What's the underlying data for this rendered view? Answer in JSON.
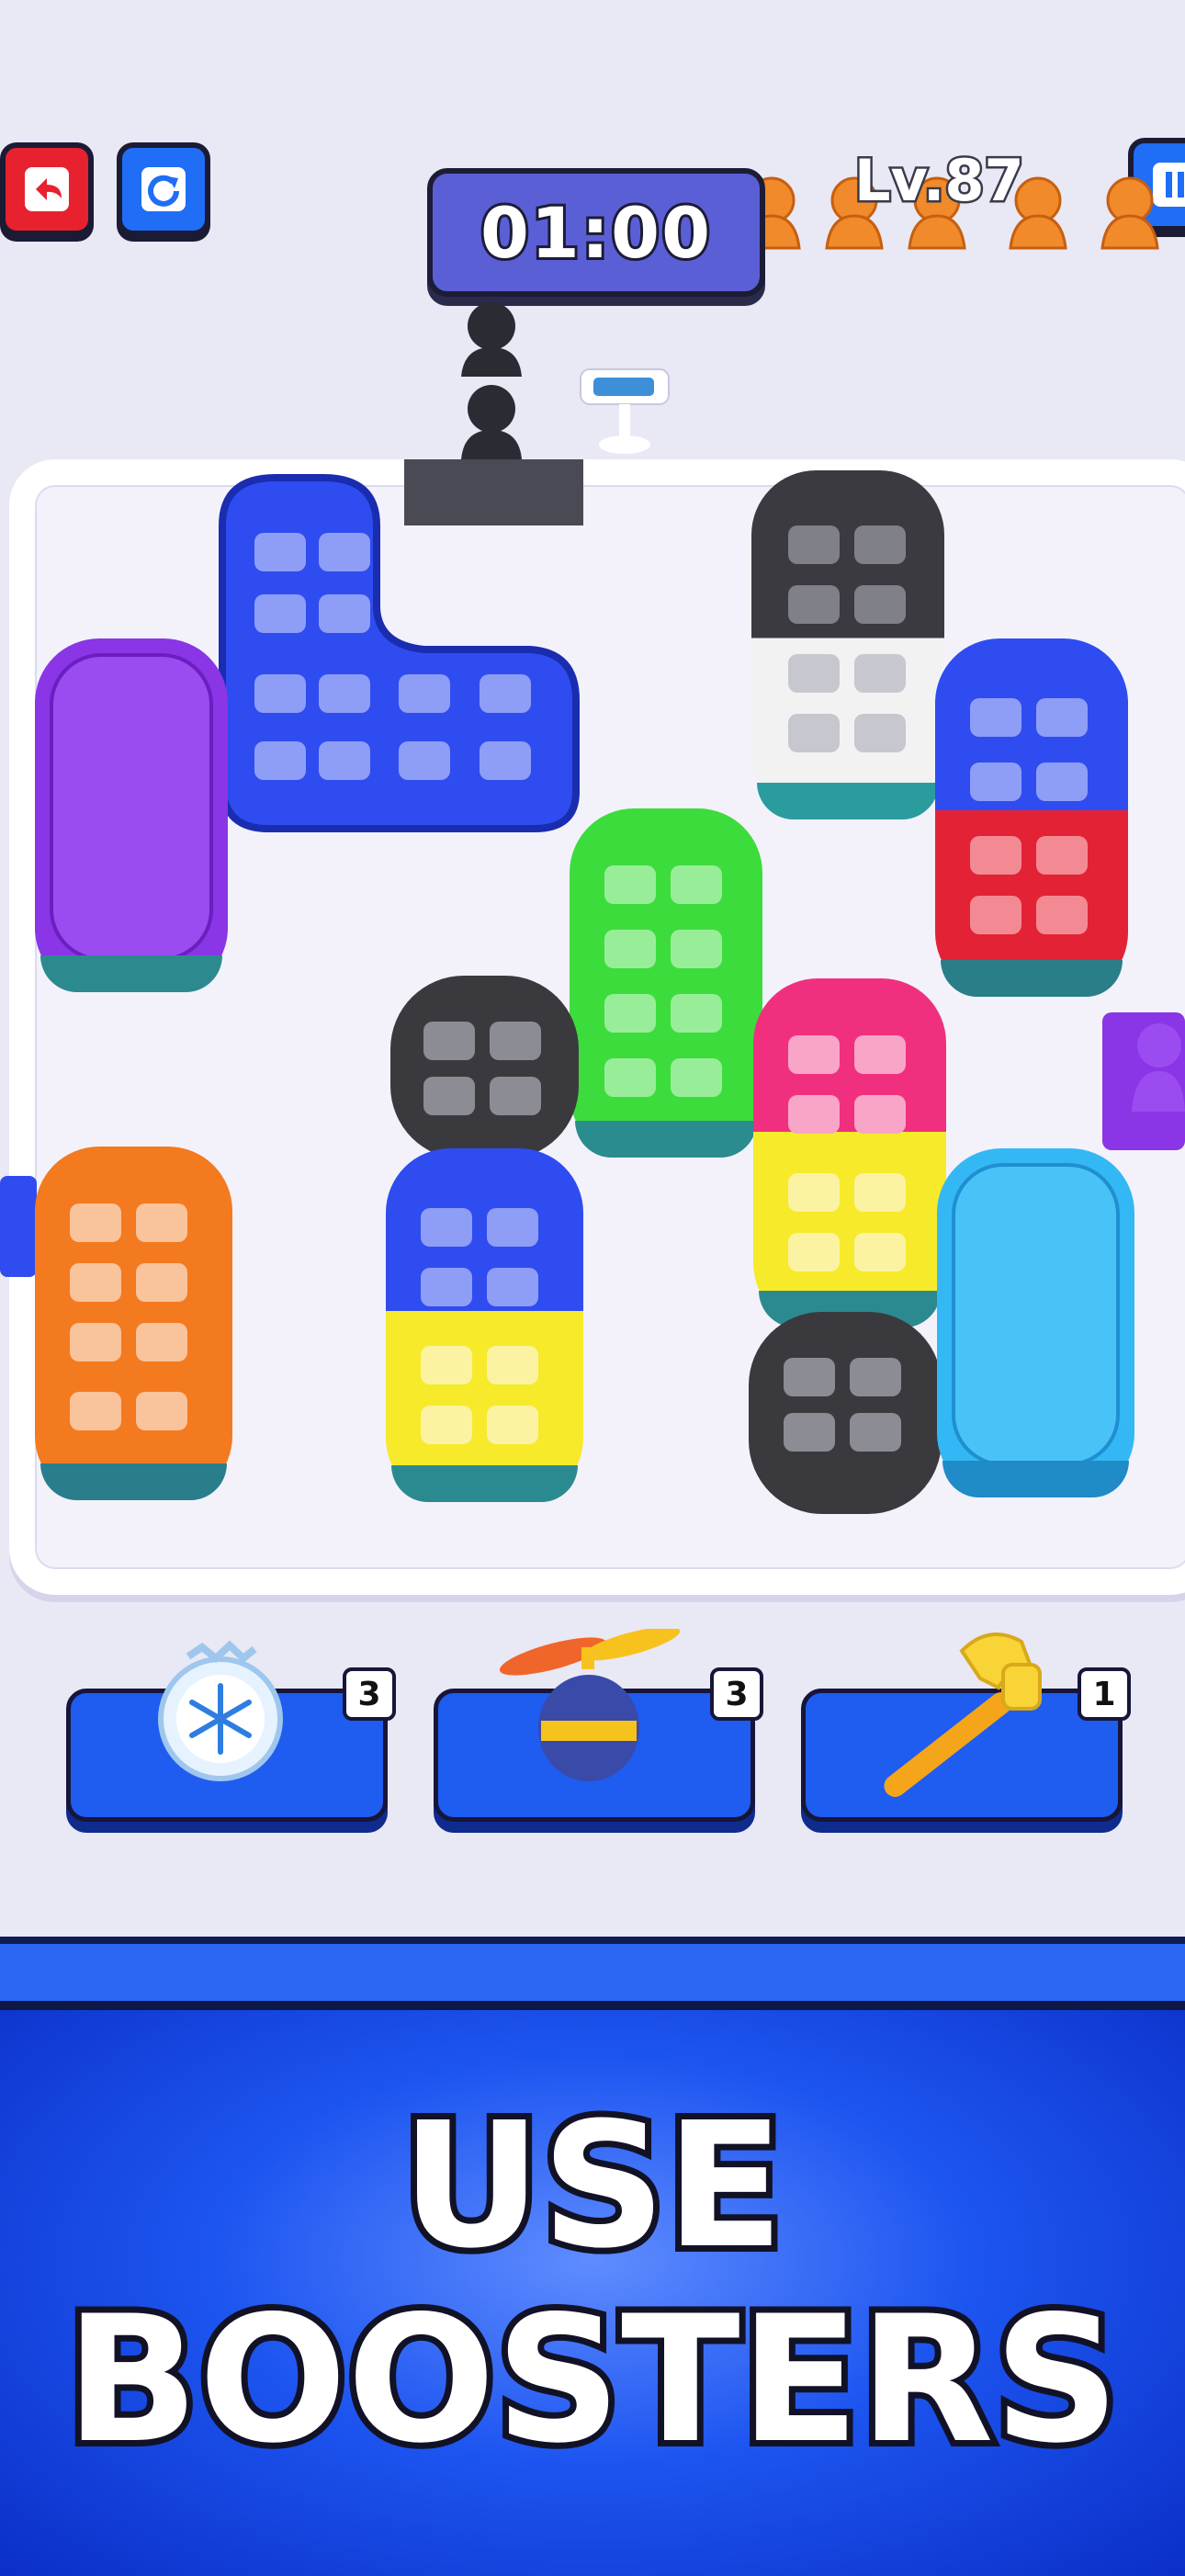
{
  "hud": {
    "timer": "01:00",
    "level": "Lv.87",
    "undo_icon": "undo-icon",
    "restart_icon": "restart-icon",
    "pause_icon": "pause-icon"
  },
  "boosters": [
    {
      "name": "freeze",
      "icon": "snowflake-icon",
      "count": "3"
    },
    {
      "name": "propeller",
      "icon": "propeller-icon",
      "count": "3"
    },
    {
      "name": "hammer",
      "icon": "hammer-icon",
      "count": "1"
    }
  ],
  "banner": {
    "line1": "USE",
    "line2": "BOOSTERS"
  },
  "colors": {
    "blue": "#2f4cf0",
    "purple": "#8a35e6",
    "green": "#3ddc3d",
    "red": "#e32236",
    "pink": "#f0307f",
    "yellow": "#f6ea2b",
    "orange": "#f47a1f",
    "cyan": "#34b8f5",
    "dark": "#3a3a3e",
    "white": "#f2f2f2"
  }
}
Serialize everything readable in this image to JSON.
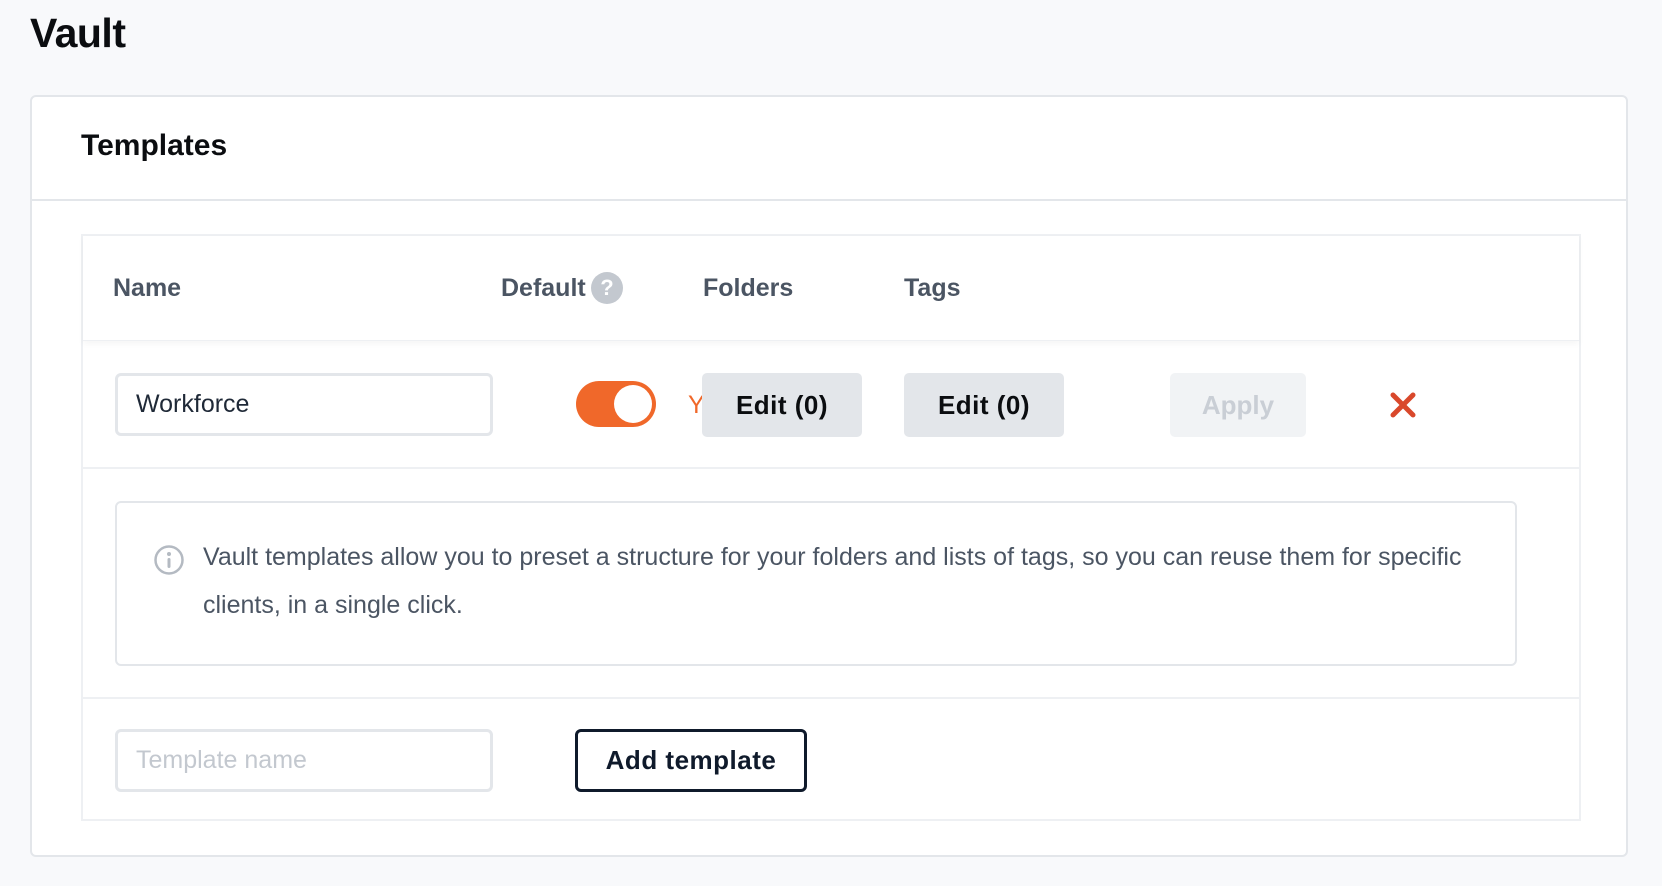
{
  "page": {
    "title": "Vault"
  },
  "panel": {
    "title": "Templates"
  },
  "table": {
    "columns": {
      "name": "Name",
      "default": "Default",
      "folders": "Folders",
      "tags": "Tags"
    },
    "help_icon": "question-icon",
    "rows": [
      {
        "name": "Workforce",
        "default_on": true,
        "default_label": "Yes",
        "folders_button": "Edit (0)",
        "tags_button": "Edit (0)",
        "apply_button": "Apply",
        "delete_icon": "close-icon"
      }
    ]
  },
  "info": {
    "icon": "info-icon",
    "text": "Vault templates allow you to preset a structure for your folders and lists of tags, so you can reuse them for specific clients, in a single click."
  },
  "add": {
    "placeholder": "Template name",
    "value": "",
    "button": "Add template"
  },
  "colors": {
    "accent": "#f0682a",
    "delete": "#d9482b",
    "dark": "#0f1a2b"
  }
}
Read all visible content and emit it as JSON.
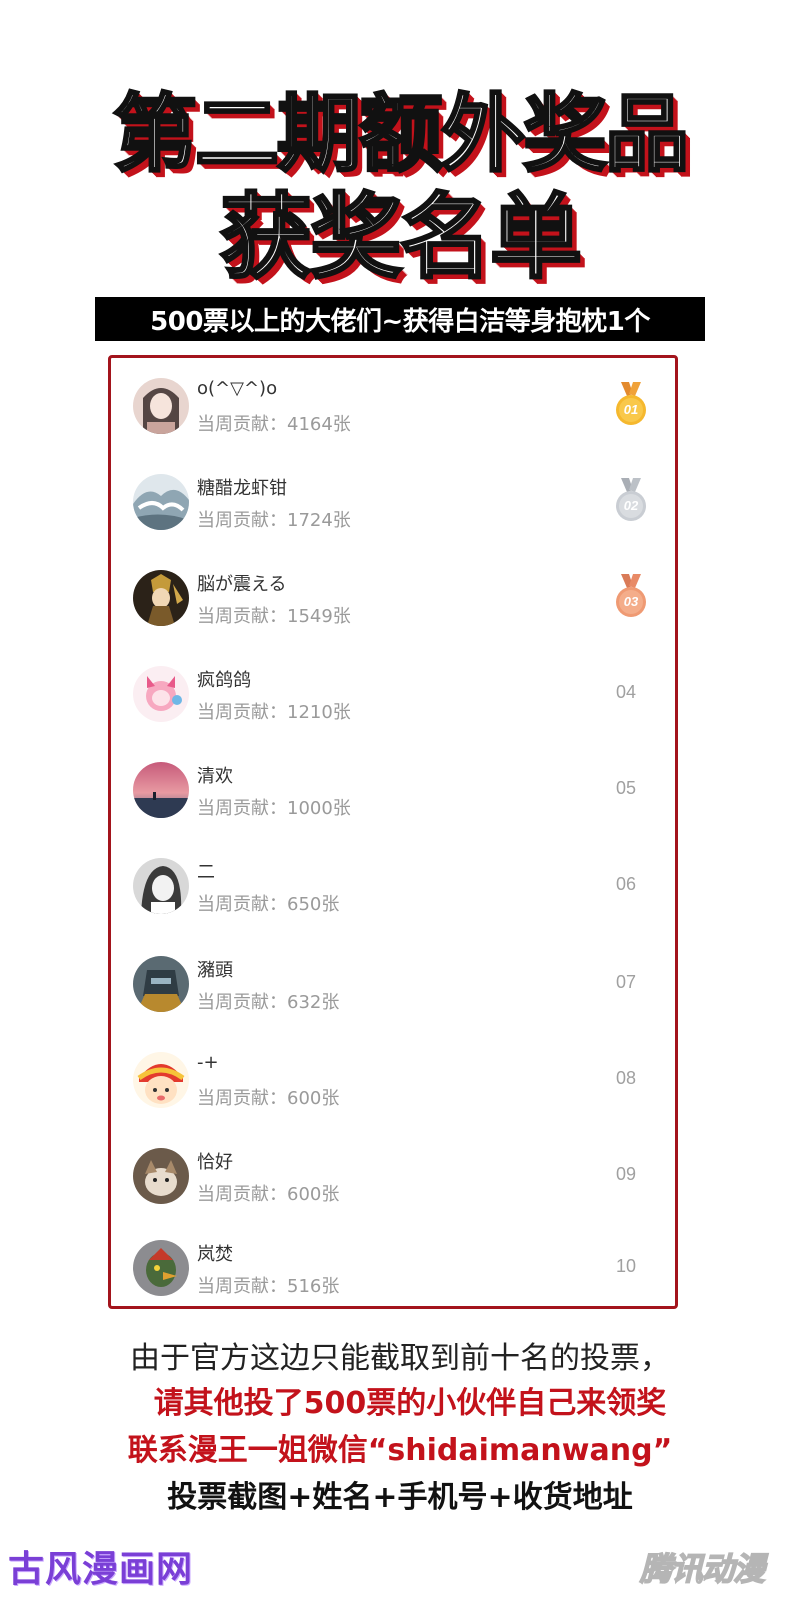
{
  "title_line1": "第二期额外奖品",
  "title_line2": "获奖名单",
  "subtitle": "500票以上的大佬们~获得白洁等身抱枕1个",
  "contribution_prefix": "当周贡献：",
  "entries": [
    {
      "name": "o(^▽^)o",
      "contribution": "当周贡献：4164张",
      "rank": "01",
      "medal": "gold"
    },
    {
      "name": "糖醋龙虾钳",
      "contribution": "当周贡献：1724张",
      "rank": "02",
      "medal": "silver"
    },
    {
      "name": "脳が震える",
      "contribution": "当周贡献：1549张",
      "rank": "03",
      "medal": "bronze"
    },
    {
      "name": "疯鸽鸽",
      "contribution": "当周贡献：1210张",
      "rank": "04"
    },
    {
      "name": "清欢",
      "contribution": "当周贡献：1000张",
      "rank": "05"
    },
    {
      "name": "二",
      "contribution": "当周贡献：650张",
      "rank": "06"
    },
    {
      "name": "瀦頭",
      "contribution": "当周贡献：632张",
      "rank": "07"
    },
    {
      "name": "-+",
      "contribution": "当周贡献：600张",
      "rank": "08"
    },
    {
      "name": "恰好",
      "contribution": "当周贡献：600张",
      "rank": "09"
    },
    {
      "name": "岚焚",
      "contribution": "当周贡献：516张",
      "rank": "10"
    }
  ],
  "notes": {
    "line1": "由于官方这边只能截取到前十名的投票，",
    "line2": "请其他投了500票的小伙伴自己来领奖",
    "line3": "联系漫王一姐微信“shidaimanwang”",
    "line4": "投票截图+姓名+手机号+收货地址"
  },
  "watermarks": {
    "left": "古风漫画网",
    "right": "腾讯动漫"
  },
  "colors": {
    "accent_red": "#c3121b",
    "panel_border": "#a3141c",
    "gold": "#f5b82e",
    "silver": "#c9cdd3",
    "bronze": "#ef9a73"
  }
}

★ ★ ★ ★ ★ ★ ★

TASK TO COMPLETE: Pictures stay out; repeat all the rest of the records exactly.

TASK ANSWER:
What's the underlying data for this rendered view? Answer in JSON.
{
  "hud": {
    "timer": "01:00",
    "level": "Lv.87",
    "undo_icon": "undo-icon",
    "restart_icon": "restart-icon",
    "pause_icon": "pause-icon"
  },
  "boosters": [
    {
      "name": "freeze",
      "icon": "snowflake-icon",
      "count": "3"
    },
    {
      "name": "propeller",
      "icon": "propeller-icon",
      "count": "3"
    },
    {
      "name": "hammer",
      "icon": "hammer-icon",
      "count": "1"
    }
  ],
  "banner": {
    "line1": "USE",
    "line2": "BOOSTERS"
  },
  "colors": {
    "blue": "#2f4cf0",
    "purple": "#8a35e6",
    "green": "#3ddc3d",
    "red": "#e32236",
    "pink": "#f0307f",
    "yellow": "#f6ea2b",
    "orange": "#f47a1f",
    "cyan": "#34b8f5",
    "dark": "#3a3a3e",
    "white": "#f2f2f2"
  }
}
Serialize everything readable in this image to JSON.
{
  "page": {
    "title": "Vault"
  },
  "panel": {
    "title": "Templates"
  },
  "table": {
    "columns": {
      "name": "Name",
      "default": "Default",
      "folders": "Folders",
      "tags": "Tags"
    },
    "help_icon": "question-icon",
    "rows": [
      {
        "name": "Workforce",
        "default_on": true,
        "default_label": "Yes",
        "folders_button": "Edit (0)",
        "tags_button": "Edit (0)",
        "apply_button": "Apply",
        "delete_icon": "close-icon"
      }
    ]
  },
  "info": {
    "icon": "info-icon",
    "text": "Vault templates allow you to preset a structure for your folders and lists of tags, so you can reuse them for specific clients, in a single click."
  },
  "add": {
    "placeholder": "Template name",
    "value": "",
    "button": "Add template"
  },
  "colors": {
    "accent": "#f0682a",
    "delete": "#d9482b",
    "dark": "#0f1a2b"
  }
}
Read all visible content and emit it as JSON.
{
  "title_line1": "第二期额外奖品",
  "title_line2": "获奖名单",
  "subtitle": "500票以上的大佬们~获得白洁等身抱枕1个",
  "contribution_prefix": "当周贡献：",
  "entries": [
    {
      "name": "o(^▽^)o",
      "contribution": "当周贡献：4164张",
      "rank": "01",
      "medal": "gold"
    },
    {
      "name": "糖醋龙虾钳",
      "contribution": "当周贡献：1724张",
      "rank": "02",
      "medal": "silver"
    },
    {
      "name": "脳が震える",
      "contribution": "当周贡献：1549张",
      "rank": "03",
      "medal": "bronze"
    },
    {
      "name": "疯鸽鸽",
      "contribution": "当周贡献：1210张",
      "rank": "04"
    },
    {
      "name": "清欢",
      "contribution": "当周贡献：1000张",
      "rank": "05"
    },
    {
      "name": "二",
      "contribution": "当周贡献：650张",
      "rank": "06"
    },
    {
      "name": "瀦頭",
      "contribution": "当周贡献：632张",
      "rank": "07"
    },
    {
      "name": "-+",
      "contribution": "当周贡献：600张",
      "rank": "08"
    },
    {
      "name": "恰好",
      "contribution": "当周贡献：600张",
      "rank": "09"
    },
    {
      "name": "岚焚",
      "contribution": "当周贡献：516张",
      "rank": "10"
    }
  ],
  "notes": {
    "line1": "由于官方这边只能截取到前十名的投票，",
    "line2": "请其他投了500票的小伙伴自己来领奖",
    "line3": "联系漫王一姐微信“shidaimanwang”",
    "line4": "投票截图+姓名+手机号+收货地址"
  },
  "watermarks": {
    "left": "古风漫画网",
    "right": "腾讯动漫"
  },
  "colors": {
    "accent_red": "#c3121b",
    "panel_border": "#a3141c",
    "gold": "#f5b82e",
    "silver": "#c9cdd3",
    "bronze": "#ef9a73"
  }
}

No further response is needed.